Jean was the first person to reach out to me and provided the greatest gifts – a listening ear, words of comfort, empathy, the gift of her time. She invited me over for lunch. She let me cry on her shoulder without giving advice and instruction. She bought chicken soup over which we cried more and let grow cold. She disclosed that most friends and family eventually became weary of her grief funk and slowly distanced themselves from her. She confessed that she used to be “one of those people” – she avoided the griever because it was too uncomfortable — until it it happened to her.  Their tears continued, they didn’t smile even after months.  “Stop it already”, “be strong”, “get over it”, “get professional help” is all she could think.

She told me that well-meaning people want to fix you. Some will try to label your grief; after all, if it is correctly diagnosed, then there is a solution, right? Some psychiatrists and counselors have identified “stages of grief”; unfortunately, they aren’t linear. She told me you won’t move from one to the next in a nice step-by-step process. Or like C.S. Lewis describes “am I going in circles, or dare I hope that I’m on a spiral? But if a spiral, am I going up or down?”

She shared that the one and only thing she wants to do is talk about her son. She wants to tell everyone she meets about her son. She wants to remember all 28 years of his short life. Despite the pain that remembering brings, it provides comfort to share because she remembers the beautiful person he was while he was here. She told me that some choose to forget or not acknowledge because it’s less painful for them – “out of sight, out of mind”.

I am experiencing everything she shared with me like it’s a well-scripted play. Like her, remembering John is not an option; it’s a conscious choice. I remember my gorgeous husband, my friend, my companion and my soul mate. I remember because we were blessed with 20 wonderful years together; to not remember means these years didn’t exist. I remember the beautiful memories we created together which motivate me to write.
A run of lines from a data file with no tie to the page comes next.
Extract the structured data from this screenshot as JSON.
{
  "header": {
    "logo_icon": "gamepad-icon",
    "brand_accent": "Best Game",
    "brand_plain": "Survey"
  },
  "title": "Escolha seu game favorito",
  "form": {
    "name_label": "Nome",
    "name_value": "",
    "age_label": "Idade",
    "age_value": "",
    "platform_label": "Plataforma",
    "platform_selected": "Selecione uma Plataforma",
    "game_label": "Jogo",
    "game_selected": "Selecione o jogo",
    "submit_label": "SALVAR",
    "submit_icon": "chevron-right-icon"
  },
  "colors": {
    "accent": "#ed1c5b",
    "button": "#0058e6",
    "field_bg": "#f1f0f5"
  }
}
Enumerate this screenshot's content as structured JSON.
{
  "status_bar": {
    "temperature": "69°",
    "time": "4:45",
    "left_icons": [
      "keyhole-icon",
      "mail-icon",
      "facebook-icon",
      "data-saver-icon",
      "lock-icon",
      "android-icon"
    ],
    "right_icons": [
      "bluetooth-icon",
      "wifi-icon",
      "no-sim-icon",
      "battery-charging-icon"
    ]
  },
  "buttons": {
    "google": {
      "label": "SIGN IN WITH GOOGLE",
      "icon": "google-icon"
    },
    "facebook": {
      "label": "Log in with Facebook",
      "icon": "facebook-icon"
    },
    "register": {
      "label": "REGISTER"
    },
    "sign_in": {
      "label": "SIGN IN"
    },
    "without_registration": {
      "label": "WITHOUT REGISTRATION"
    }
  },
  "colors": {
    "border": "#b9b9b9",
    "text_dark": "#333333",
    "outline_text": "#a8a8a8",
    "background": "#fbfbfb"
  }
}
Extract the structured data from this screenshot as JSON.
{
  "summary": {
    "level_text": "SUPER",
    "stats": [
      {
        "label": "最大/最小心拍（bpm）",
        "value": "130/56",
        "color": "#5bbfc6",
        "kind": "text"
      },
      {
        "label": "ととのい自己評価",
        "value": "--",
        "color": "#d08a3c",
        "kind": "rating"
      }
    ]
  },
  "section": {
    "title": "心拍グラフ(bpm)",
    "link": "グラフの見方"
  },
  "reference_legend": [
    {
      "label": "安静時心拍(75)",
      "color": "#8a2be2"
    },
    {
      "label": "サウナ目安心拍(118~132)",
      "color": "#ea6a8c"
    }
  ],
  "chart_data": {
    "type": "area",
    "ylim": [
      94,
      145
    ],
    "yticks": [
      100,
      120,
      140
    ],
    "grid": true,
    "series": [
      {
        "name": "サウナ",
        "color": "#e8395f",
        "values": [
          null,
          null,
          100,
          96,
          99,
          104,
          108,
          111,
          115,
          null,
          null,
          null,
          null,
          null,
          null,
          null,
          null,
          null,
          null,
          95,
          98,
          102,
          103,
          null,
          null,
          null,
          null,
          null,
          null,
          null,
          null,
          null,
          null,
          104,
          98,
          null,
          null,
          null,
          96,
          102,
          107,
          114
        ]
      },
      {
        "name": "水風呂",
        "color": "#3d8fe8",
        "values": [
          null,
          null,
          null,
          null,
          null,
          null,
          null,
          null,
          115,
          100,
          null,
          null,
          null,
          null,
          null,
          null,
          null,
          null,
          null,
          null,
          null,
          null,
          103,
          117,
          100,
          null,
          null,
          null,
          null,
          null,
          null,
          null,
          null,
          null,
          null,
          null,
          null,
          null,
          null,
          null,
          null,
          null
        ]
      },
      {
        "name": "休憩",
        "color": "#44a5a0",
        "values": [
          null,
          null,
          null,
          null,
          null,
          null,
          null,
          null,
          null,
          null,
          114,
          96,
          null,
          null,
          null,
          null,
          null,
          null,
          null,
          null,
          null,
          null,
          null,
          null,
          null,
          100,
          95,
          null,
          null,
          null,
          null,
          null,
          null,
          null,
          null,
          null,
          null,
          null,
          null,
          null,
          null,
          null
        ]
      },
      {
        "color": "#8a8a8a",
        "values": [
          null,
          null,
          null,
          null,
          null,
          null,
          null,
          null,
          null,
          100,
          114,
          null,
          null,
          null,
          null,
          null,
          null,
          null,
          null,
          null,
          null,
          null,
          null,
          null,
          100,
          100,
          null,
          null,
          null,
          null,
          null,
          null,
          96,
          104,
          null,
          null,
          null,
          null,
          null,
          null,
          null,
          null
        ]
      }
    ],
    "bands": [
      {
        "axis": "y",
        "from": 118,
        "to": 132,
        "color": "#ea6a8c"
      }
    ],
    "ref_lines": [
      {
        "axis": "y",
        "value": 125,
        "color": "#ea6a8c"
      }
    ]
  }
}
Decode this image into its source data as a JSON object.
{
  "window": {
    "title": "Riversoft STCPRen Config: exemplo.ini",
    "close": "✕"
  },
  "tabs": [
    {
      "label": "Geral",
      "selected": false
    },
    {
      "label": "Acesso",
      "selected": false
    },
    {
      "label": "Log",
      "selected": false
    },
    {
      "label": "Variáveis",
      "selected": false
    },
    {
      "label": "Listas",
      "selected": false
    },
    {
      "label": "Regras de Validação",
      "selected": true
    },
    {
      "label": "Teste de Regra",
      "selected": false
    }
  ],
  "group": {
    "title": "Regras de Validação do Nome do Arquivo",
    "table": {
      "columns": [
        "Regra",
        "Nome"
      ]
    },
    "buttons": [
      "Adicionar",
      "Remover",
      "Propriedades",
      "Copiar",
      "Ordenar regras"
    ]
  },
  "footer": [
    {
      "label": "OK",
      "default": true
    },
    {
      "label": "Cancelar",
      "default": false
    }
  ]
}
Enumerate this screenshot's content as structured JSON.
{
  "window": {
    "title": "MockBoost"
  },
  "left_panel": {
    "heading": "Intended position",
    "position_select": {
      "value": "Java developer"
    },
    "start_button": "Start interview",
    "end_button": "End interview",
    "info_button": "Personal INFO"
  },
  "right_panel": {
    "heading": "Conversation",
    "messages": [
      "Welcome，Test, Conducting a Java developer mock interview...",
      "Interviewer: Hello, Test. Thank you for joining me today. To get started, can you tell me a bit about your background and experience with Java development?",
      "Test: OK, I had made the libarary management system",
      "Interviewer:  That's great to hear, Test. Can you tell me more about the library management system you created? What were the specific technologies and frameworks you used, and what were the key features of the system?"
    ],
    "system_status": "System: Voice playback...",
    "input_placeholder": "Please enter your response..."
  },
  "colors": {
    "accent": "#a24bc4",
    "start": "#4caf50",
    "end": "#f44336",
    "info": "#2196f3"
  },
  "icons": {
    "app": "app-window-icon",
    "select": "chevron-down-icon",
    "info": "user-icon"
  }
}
I write because I promised to share our love story. Eventually, I will share our story because we want to inspire others to pursue their dreams and make them reality.

My request, if you have read this post, is that you develop empathy, not unresponsiveness.  The greatest gifts you can provide to someone like me and my friend are a listening ear, words of comfort, empathy and the gift of your time.

%d bloggers like this: